Regorafenib Shows High Anti-Tumor Activity as Monotherapy in Advanced, Pre-Treated Thymic Cancer

As part of the larger Resound trial, regorafenib met its primary endpoint in thymic cancer but no patient subset received greater benefits from the drug.

The kinase inhibitor regorafenib (Stivarga) showed high levels of anti-tumor activity in patients with advanced or recurrent thymic cancers, including advanced or recurrent B2-B3 thymoma and thymic carcinoma previously treated with platinum-containing chemotherapy. These results from the phase 2 Resound trial were published recently in Cancer.

Patients in this single-arm trial had an 8-week progression-free survival (PFS) rate of 78.9% (15 of 19 patients). This result rejected the null hypothesis of an 8-week PFS rate ≤ 25% with a type I error of 0.10 and a statistical power of 80% at the alternative hypothesis of an 8-week PFS rate of ≥ 50% (≥ 8 of 19 evaluable patients remaining progression-free at 2 months).

The authors, led by Matteo Perrino, MD, of Humanitas Research Hospital, Milan, Italy, noted that the study met its primary endpoint. “The activity and toxicity profile of regorafenib observed in this small series of thymic epithelial tumors seem to be encouraging and, therefore, should be better evaluated in subsequent larger and specific study phases,” they wrote.

Conducted at two hospitals in Italy, this study enrolled 19 patients, 11 of whom had thymoma and 8 of whom had thymic carcinoma. The patients were divided nearly evenly between those for whom regorafenib was their second-line therapy vs. therapy beyond the second line. All study patients received 160 mg of regorafenib daily in a 4-week cycle (3 weeks on, 1 week off).

According to RECIST criteria, 1 patient achieved a partial response (PR), while 14 patients experienced stable disease (SD). Two patients had progressive disease (PD). Overall, 15 patients (78.9%) experienced disease control (95% Confidence Interval [CI], 54.4%-94.0%).
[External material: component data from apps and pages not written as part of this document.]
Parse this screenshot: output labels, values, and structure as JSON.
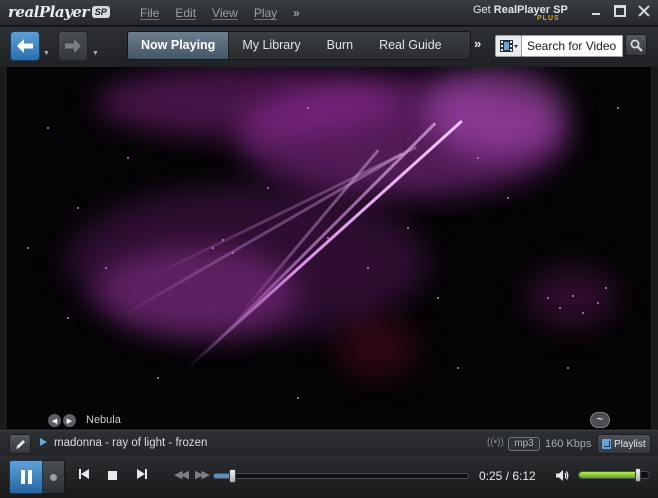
{
  "app": {
    "logo_text": "realPlayer",
    "logo_badge": "SP"
  },
  "menu": {
    "items": [
      "File",
      "Edit",
      "View",
      "Play"
    ],
    "more": "»"
  },
  "promo": {
    "prefix": "Get ",
    "product": "RealPlayer SP",
    "edition": "PLUS"
  },
  "tabs": [
    "Now Playing",
    "My Library",
    "Burn",
    "Real Guide"
  ],
  "tabs_more": "»",
  "search": {
    "placeholder": "Search for Video",
    "value": ""
  },
  "visualization": {
    "name": "Nebula",
    "prev": "◀",
    "next": "▶",
    "mode_symbol": "~"
  },
  "now_playing": {
    "title": "madonna - ray of light - frozen",
    "stream_symbol": "((•))",
    "format": "mp3",
    "bitrate": "160 Kbps",
    "playlist_label": "Playlist"
  },
  "playback": {
    "elapsed": "0:25",
    "separator": " / ",
    "duration": "6:12",
    "progress": 0.07,
    "volume": 0.84,
    "rewind_symbol": "◀◀",
    "forward_symbol": "▶▶"
  },
  "colors": {
    "accent": "#3d84c6",
    "volume": "#8fd23a",
    "visual": "#d98ee8"
  }
}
According to CHOI criteria, 13 patients had a PR, while 2 patients each had SD and PD. Overall, the disease control rate (DCR) was 78.9% (95% CI, 54.4%-94.0%).

In explaining their use of both RECIST and CHOI criteria, the authors wrote,

“The ability to differentiate between response or SD and PD early during therapy is crucial for allowing adjustment of therapy. The CHOI criteria, taking into account the tumor density as well as the diameters, seem to be able to better evaluate those cases in which the cystic change of the lesions is not associated with their significant size reduction.”

The median follow-up was 39.1 months (range, 0.9-43.9 months). The median PFS was 9.6 months (95% CI, 3.6-12.8 months). The 3-month PFS rate was 79%; at 6 months the PFS rate was 57.9%. At 12 months, the PFS rate had dropped to 33.8%.

The median overall survival (OS) was 33.8 months (95% CI, 10.2 months to not evaluable). The 1-and 2-year OS rates were 73.7% and 63.2%, respectively.

About half the patients (52.6%) experienced grade 3-4 treatment-related adverse events (AEs). Hypertension was the most common grade 3-4 AE, affecting 2 patients (10.5%). One patient had a grade 4 increase in lipase values, probably due to concurrent azathioprine use. About two-thirds of patients developed stomatitis (68.4%) and hand-foot skin reaction and asthenia (63.2%). Nearly half the patients (47.3%) required dose reduction; 3 of these patients required the dose reduction to address hand-foot skin reaction. Seven patients stopped treatment temporarily due to side effects.

The authors concluded, “Disappointingly, we are not able to identify a subset of patients potentially benefiting from this drug. In fact, no difference was observed in terms of DCR, PFS, or OS stratifying for age, histology, sex, response to the previous line, and line of therapy.”

Resound (NCT02307500) is a screening trial that investigates the potential role of regorafenib in different cancers after conventional therapies have failed. In addition to thymic malignancies, the trial also examines regorafenib’s effectiveness in pancreatic cancer, ovarian cancer, melanoma, and soft-tissue sarcomas. Thus, the authors characterized this substudy’s primary endpoint as “exploratory only” because it was not specifically targeted toward thymic neoplasms.

Reference:

Perrino M, De Pas T, Bozzarelli S, et al. Resound Trial: A phase 2 study of regorafenib in patients with thymoma (type B2-B3) and thymic carcinoma previously treated with chemotherapy. Cancer. Published online October 27, 2021. https://doi.org/10.1002/cncr.33990